We reached Huangxingshu, the final terrace beneath the pass, at noon. Duan said the average city visitor would take at least three hours to make the difficult climb to the mountain pass.
Sitting beneath a flowering cherry tree, enjoying the sunshine and my packed lunch, I was actually a little relieved that we would not have to make this ascent.
Duan told me he earned about 4,000-5,000 yuan ($433-541) a year guiding hikers. To the pass, he charges 150 yuan per day, and to Tengchong, 50 yuan more.
"These are the standard prices agreed to by the reserve administration," he said.
On our return, he found a tree near a stream with purple shoots that sprout like the toon trees in Beijing. Hesitating for a while, the 44-year-old picked the shoots and stuffed them into his bag.
"They are edible in spring, tender and delicious," he admitted.
"I haven't hunted or logged in the reserve for more than 15 years. Generally, I don't dare forage in the reserve because it's prohibited, but there are so many delicious wild plants in Gaoligong it's truly hard to resist their temptations!"

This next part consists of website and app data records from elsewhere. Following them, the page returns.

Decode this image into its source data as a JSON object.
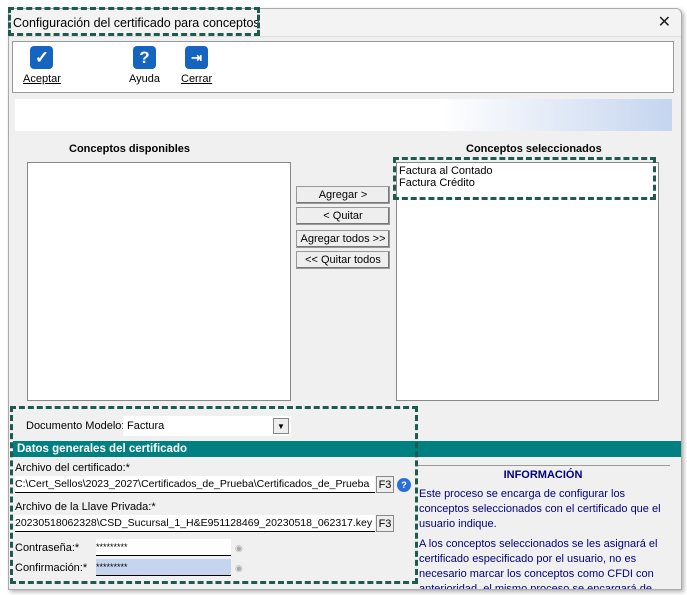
{
  "window": {
    "title": "Configuración del certificado para conceptos",
    "close": "✕"
  },
  "toolbar": {
    "accept": "Aceptar",
    "help": "Ayuda",
    "close": "Cerrar"
  },
  "available": {
    "label": "Conceptos disponibles",
    "items": []
  },
  "selected": {
    "label": "Conceptos seleccionados",
    "items": [
      "Factura al Contado",
      "Factura Crédito"
    ]
  },
  "buttons": {
    "add": "Agregar >",
    "remove": "< Quitar",
    "add_all": "Agregar todos >>",
    "remove_all": "<< Quitar todos"
  },
  "doc_model": {
    "label": "Documento Modelo:",
    "value": "Factura"
  },
  "section": "Datos generales del certificado",
  "cert": {
    "label": "Archivo del certificado:*",
    "value": "C:\\Cert_Sellos\\2023_2027\\Certificados_de_Prueba\\Certificados_de_Prueba",
    "f3": "F3"
  },
  "key": {
    "label": "Archivo de la Llave Privada:*",
    "value": "20230518062328\\CSD_Sucursal_1_H&E951128469_20230518_062317.key",
    "f3": "F3"
  },
  "password": {
    "label": "Contraseña:*",
    "value": "*********"
  },
  "confirm": {
    "label": "Confirmación:*",
    "value": "*********"
  },
  "info": {
    "title": "INFORMACIÓN",
    "p1": "Este proceso se encarga de configurar los conceptos seleccionados con el certificado que el usuario indique.",
    "p2": "A los conceptos seleccionados se les asignará el certificado especificado por el usuario, no es necesario marcar los conceptos como CFDI con anterioridad, el mismo proceso se encargará de"
  }
}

His reasoning was easy to understand, especially after I accidentally ran into a weekend market near Baihualing village, while I was leaving for Baoshan airport. My taxi was stuck in a traffic jam caused by the market, one of the liveliest I have seen.
A number of exotic foraged wild plants were on sale. So were strange fruits and pickled vegetables, honeycombs, green bean curd, fish and chicken. They looked fresh, organic and tantalizing. I had to envy the choice of natural ingredients the locals enjoyed.
Most of the vendors and their customers were women, who wore colored headbands and bags made of various materials. The market was a showcase of the area's natural diversity.
So, besides the hot spring I love and the mountain pass I failed to climb, I have another reason to return - to try those exotic fruits and vegetables, which you would be hard-pressed to find anywhere else.
(China Daily 05/12/2011 page19)